Once Is Enough: Tips to Tell Your Child "No"
Being a parent isn’t easy, no matter what you might hear. It’s the most complicated job you’ll ever have in your life. At the same time, it’s also the most rewarding. Sometimes parenting can feel like a heartbreak. As a parent, you always want to see a smile on your child’s face, and it can be hard to tell your child “no.”
How to tell your child “no” easily and without feeling guilty
Saying “no” seems very complicated. In fact, doing it the wrong way can cause long-term emotional damage to your children. However, doing it the right way will give you a chance to raise your children well and be happy. Also, you can give them the tools to control their emotions, like frustration.
Once is enough
You have to be firm when you say “no,” so it’s best not to back down. Use a serious facial expression and communicate why your child isn’t getting what they want. If the first “no” doesn’t work, try finding a different approach, like finding ways to say “yes.”
It’s a big mistake to give in. If your child learns that they can bully you into saying “yes,” they’ll also learn to manipulate you when they want something. Explain that sometimes saying “no” isn’t enough. Children might not understand and are likely to repeat bad behavior, unless you explain it.
Tell your child “no” – give valid reasons
The most effective way to say “no” is to give valid reasons that your child can understand. Children hear “no” too many times, impairing their language development and potentially causing resentment.
It’s entirely possible to say “yes” while meaning “no.” For example, if your child asks for a cookie, you can answer, “Yes, you can have a cookie after diner.” If they ask you for a new toy while shopping, you can say, “Yes, if this is what you want, you can ask for it for Christmas.”
This way, your child has the opportunity to get what they want on a special day and learn to compromise.

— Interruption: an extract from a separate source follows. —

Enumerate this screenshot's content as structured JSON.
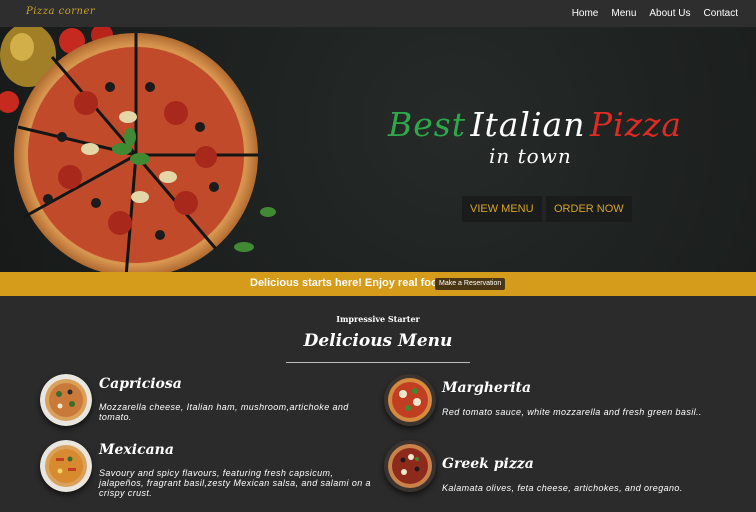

Yelling at your children can be as bad as corporal punishment, and it could cause behavioral problems and emotional development problems. The consequences of yelling at children outweigh any possible benefits of temporarily silencing them.
Yelling can cause depression and self-esteem problems. Therefore, it’s important to learn to communicate calmly and kindly. Persistent requests are often due to boredom. Paying attention to your children when talking or playing with them can quickly redirect the topic to something more positive.
Respect their privacy
Don’t embarrass your child in front of other people. Get their attention, go to a private place, and clearly communicate why you said “no.” Your child may resent you if you don’t respect them in public, especially if other people make fun of them. Remember, if you embarrass your child in public, they’ll learn to do the same to you!
Say “no” with an alternative
Giving other options can convince your child that you aren’t rejecting their request. For example, “No, honey, you can’t eat sweets, you can have an apple instead” offers an alternative and opens the door to an explanation of the health benefits of apples over candy.
Don’t give false hope
Parents often say, “Not now, dear.” If not now, when? If you don’t follow through with your unspoken promise, your child might start to have trust issues. Give a specific time frame that your child can wait for what they want. For example, “Not now, dear. We can give it to you for your birthday.”
Tell you child “no” – let your child choose
Choosing empowers children and makes them feel like their opinions are important. Then, they won’t feel ignored since they can make a choice. For example, you can decline a request for candy and ask if there is a fruit they would like instead, reminding them of how healthy they are.
However, letting them choose anything can cause them to make a poor choice that you’ll have to deny, which makes them feel like their opinions don’t matter.
Don’t contradict your partner
Sometimes a parent says “no” only for the child to go to the other parent to get a “yes.” In fact, this can cause conflict between parents and teach your child how to manipulate. You and your partner must communicate; it’s easy to ask if a decision has already been made.
Saying “no” can be hard, since you want to make your children happy, and it’s much easier, at least for the moment, to give in to what they want. Screaming is also much easier. However, given the long-term side effects, it’s important to spend time learning to communicate calmly and effectively.